---------- INPUT DATA

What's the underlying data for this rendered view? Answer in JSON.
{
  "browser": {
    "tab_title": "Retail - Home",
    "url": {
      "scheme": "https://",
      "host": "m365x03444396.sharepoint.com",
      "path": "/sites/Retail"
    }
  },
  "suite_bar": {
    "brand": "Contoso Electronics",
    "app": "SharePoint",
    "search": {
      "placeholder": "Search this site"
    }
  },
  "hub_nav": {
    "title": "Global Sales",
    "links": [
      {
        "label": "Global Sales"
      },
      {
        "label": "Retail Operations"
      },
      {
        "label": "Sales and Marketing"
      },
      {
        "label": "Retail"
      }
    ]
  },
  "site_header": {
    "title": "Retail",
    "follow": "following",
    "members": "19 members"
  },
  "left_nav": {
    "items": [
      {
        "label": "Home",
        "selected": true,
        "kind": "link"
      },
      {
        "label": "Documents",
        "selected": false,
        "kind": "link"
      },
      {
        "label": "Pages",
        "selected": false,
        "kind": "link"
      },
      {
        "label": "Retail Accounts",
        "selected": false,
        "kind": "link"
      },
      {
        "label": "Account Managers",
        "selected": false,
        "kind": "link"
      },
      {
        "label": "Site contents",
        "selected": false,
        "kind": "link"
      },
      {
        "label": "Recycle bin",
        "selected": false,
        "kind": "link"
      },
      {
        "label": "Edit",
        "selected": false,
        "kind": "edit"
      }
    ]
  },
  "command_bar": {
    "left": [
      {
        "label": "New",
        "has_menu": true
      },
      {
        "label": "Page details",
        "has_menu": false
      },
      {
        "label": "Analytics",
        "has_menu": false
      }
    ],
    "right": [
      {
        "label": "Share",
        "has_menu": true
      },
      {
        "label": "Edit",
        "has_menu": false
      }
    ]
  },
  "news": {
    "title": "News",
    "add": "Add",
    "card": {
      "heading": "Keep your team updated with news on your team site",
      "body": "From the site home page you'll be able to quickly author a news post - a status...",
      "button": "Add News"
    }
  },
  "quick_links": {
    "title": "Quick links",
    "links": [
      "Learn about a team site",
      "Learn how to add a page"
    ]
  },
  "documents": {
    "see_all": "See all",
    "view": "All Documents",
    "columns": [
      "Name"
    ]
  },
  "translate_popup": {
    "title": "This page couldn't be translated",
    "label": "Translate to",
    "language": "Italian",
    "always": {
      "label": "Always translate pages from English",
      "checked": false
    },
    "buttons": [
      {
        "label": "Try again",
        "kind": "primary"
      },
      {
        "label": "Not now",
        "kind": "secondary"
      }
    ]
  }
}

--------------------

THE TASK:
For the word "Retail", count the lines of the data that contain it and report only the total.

RESPONSE TO THIS TASK:
6